**What this task involves:**
What is needed is an exact copy of the records below, with the pictures left out.

Dataset rows describing interfaces:
---

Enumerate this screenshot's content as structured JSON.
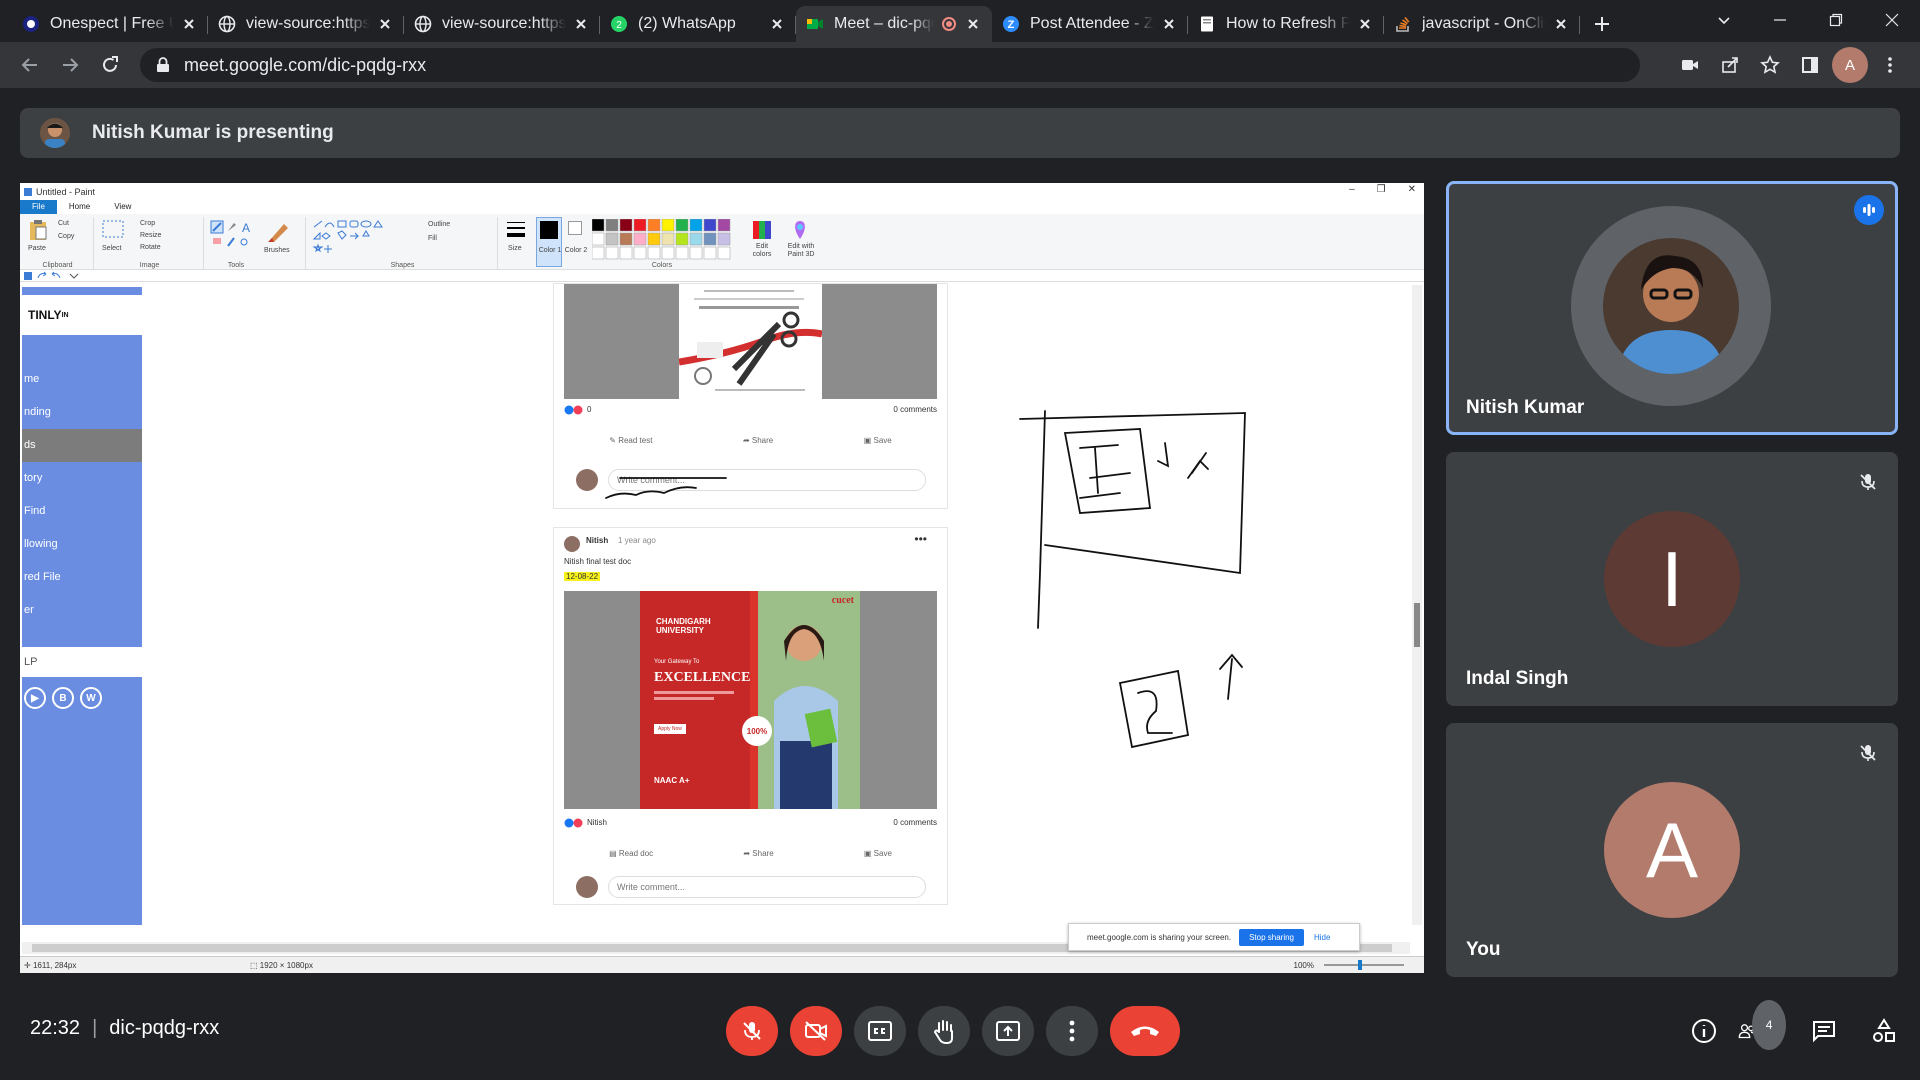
{
  "browser": {
    "tabs": [
      {
        "title": "Onespect | Free U",
        "icon": "onespect-icon"
      },
      {
        "title": "view-source:https",
        "icon": "globe-icon"
      },
      {
        "title": "view-source:https",
        "icon": "globe-icon"
      },
      {
        "title": "(2) WhatsApp",
        "icon": "whatsapp-icon"
      },
      {
        "title": "Meet – dic-pqdg-rxx",
        "icon": "meet-icon",
        "active": true
      },
      {
        "title": "Post Attendee - Z",
        "icon": "zoom-icon"
      },
      {
        "title": "How to Refresh P",
        "icon": "page-icon"
      },
      {
        "title": "javascript - OnClic",
        "icon": "stackoverflow-icon"
      }
    ],
    "url": "meet.google.com/dic-pqdg-rxx",
    "profile_initial": "A"
  },
  "meet": {
    "presenting_text": "Nitish Kumar is presenting",
    "time": "22:32",
    "meeting_code": "dic-pqdg-rxx",
    "participant_count": "4",
    "participants": [
      {
        "name": "Nitish Kumar",
        "speaking": true
      },
      {
        "name": "Indal Singh",
        "initial": "I",
        "color": "#5d3a33",
        "muted": true
      },
      {
        "name": "You",
        "initial": "A",
        "color": "#b27b6c",
        "muted": true
      }
    ]
  },
  "paint": {
    "title": "Untitled - Paint",
    "menu": [
      "File",
      "Home",
      "View"
    ],
    "groups": [
      "Clipboard",
      "Image",
      "Tools",
      "Shapes",
      "Colors"
    ],
    "tool_labels": {
      "paste": "Paste",
      "cut": "Cut",
      "copy": "Copy",
      "select": "Select",
      "crop": "Crop",
      "resize": "Resize",
      "rotate": "Rotate",
      "brushes": "Brushes",
      "outline": "Outline",
      "fill": "Fill",
      "size": "Size",
      "color1": "Color 1",
      "color2": "Color 2",
      "edit_colors": "Edit colors",
      "edit_3d": "Edit with Paint 3D"
    },
    "status_pos": "1611, 284px",
    "status_size": "1920 × 1080px",
    "zoom": "100%",
    "sidebar": {
      "logo": "TINLY",
      "items": [
        "me",
        "nding",
        "ds",
        "tory",
        "Find",
        "llowing",
        "red File",
        "er"
      ],
      "selected": 2,
      "lp": "LP"
    },
    "post1": {
      "likes": "0",
      "comments": "0 comments",
      "read": "Read test",
      "share": "Share",
      "save": "Save",
      "comment_placeholder": "Write comment..."
    },
    "post2": {
      "author": "Nitish",
      "time": "1 year ago",
      "body": "Nitish final test doc",
      "date": "12-08-22",
      "reactor": "Nitish",
      "comments": "0 comments",
      "read": "Read doc",
      "share": "Share",
      "save": "Save",
      "comment_placeholder": "Write comment...",
      "flyer": {
        "brand": "CHANDIGARH UNIVERSITY",
        "tagline": "Your Gateway To",
        "headline": "EXCELLENCE",
        "badge": "100%",
        "cta": "Apply Now",
        "naac": "NAAC A+",
        "corner": "cucet"
      }
    },
    "share_notice": {
      "text": "meet.google.com is sharing your screen.",
      "stop": "Stop sharing",
      "hide": "Hide"
    }
  }
}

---

**Result:**
Enumerate this screenshot's content as structured JSON.
{
  "browser": {
    "tabs": [
      {
        "title": "Onespect | Free U",
        "icon": "onespect-icon"
      },
      {
        "title": "view-source:https",
        "icon": "globe-icon"
      },
      {
        "title": "view-source:https",
        "icon": "globe-icon"
      },
      {
        "title": "(2) WhatsApp",
        "icon": "whatsapp-icon"
      },
      {
        "title": "Meet – dic-pqdg-rxx",
        "icon": "meet-icon",
        "active": true
      },
      {
        "title": "Post Attendee - Z",
        "icon": "zoom-icon"
      },
      {
        "title": "How to Refresh P",
        "icon": "page-icon"
      },
      {
        "title": "javascript - OnClic",
        "icon": "stackoverflow-icon"
      }
    ],
    "url": "meet.google.com/dic-pqdg-rxx",
    "profile_initial": "A"
  },
  "meet": {
    "presenting_text": "Nitish Kumar is presenting",
    "time": "22:32",
    "meeting_code": "dic-pqdg-rxx",
    "participant_count": "4",
    "participants": [
      {
        "name": "Nitish Kumar",
        "speaking": true
      },
      {
        "name": "Indal Singh",
        "initial": "I",
        "color": "#5d3a33",
        "muted": true
      },
      {
        "name": "You",
        "initial": "A",
        "color": "#b27b6c",
        "muted": true
      }
    ]
  },
  "paint": {
    "title": "Untitled - Paint",
    "menu": [
      "File",
      "Home",
      "View"
    ],
    "groups": [
      "Clipboard",
      "Image",
      "Tools",
      "Shapes",
      "Colors"
    ],
    "tool_labels": {
      "paste": "Paste",
      "cut": "Cut",
      "copy": "Copy",
      "select": "Select",
      "crop": "Crop",
      "resize": "Resize",
      "rotate": "Rotate",
      "brushes": "Brushes",
      "outline": "Outline",
      "fill": "Fill",
      "size": "Size",
      "color1": "Color 1",
      "color2": "Color 2",
      "edit_colors": "Edit colors",
      "edit_3d": "Edit with Paint 3D"
    },
    "status_pos": "1611, 284px",
    "status_size": "1920 × 1080px",
    "zoom": "100%",
    "sidebar": {
      "logo": "TINLY",
      "items": [
        "me",
        "nding",
        "ds",
        "tory",
        "Find",
        "llowing",
        "red File",
        "er"
      ],
      "selected": 2,
      "lp": "LP"
    },
    "post1": {
      "likes": "0",
      "comments": "0 comments",
      "read": "Read test",
      "share": "Share",
      "save": "Save",
      "comment_placeholder": "Write comment..."
    },
    "post2": {
      "author": "Nitish",
      "time": "1 year ago",
      "body": "Nitish final test doc",
      "date": "12-08-22",
      "reactor": "Nitish",
      "comments": "0 comments",
      "read": "Read doc",
      "share": "Share",
      "save": "Save",
      "comment_placeholder": "Write comment...",
      "flyer": {
        "brand": "CHANDIGARH UNIVERSITY",
        "tagline": "Your Gateway To",
        "headline": "EXCELLENCE",
        "badge": "100%",
        "cta": "Apply Now",
        "naac": "NAAC A+",
        "corner": "cucet"
      }
    },
    "share_notice": {
      "text": "meet.google.com is sharing your screen.",
      "stop": "Stop sharing",
      "hide": "Hide"
    }
  }
}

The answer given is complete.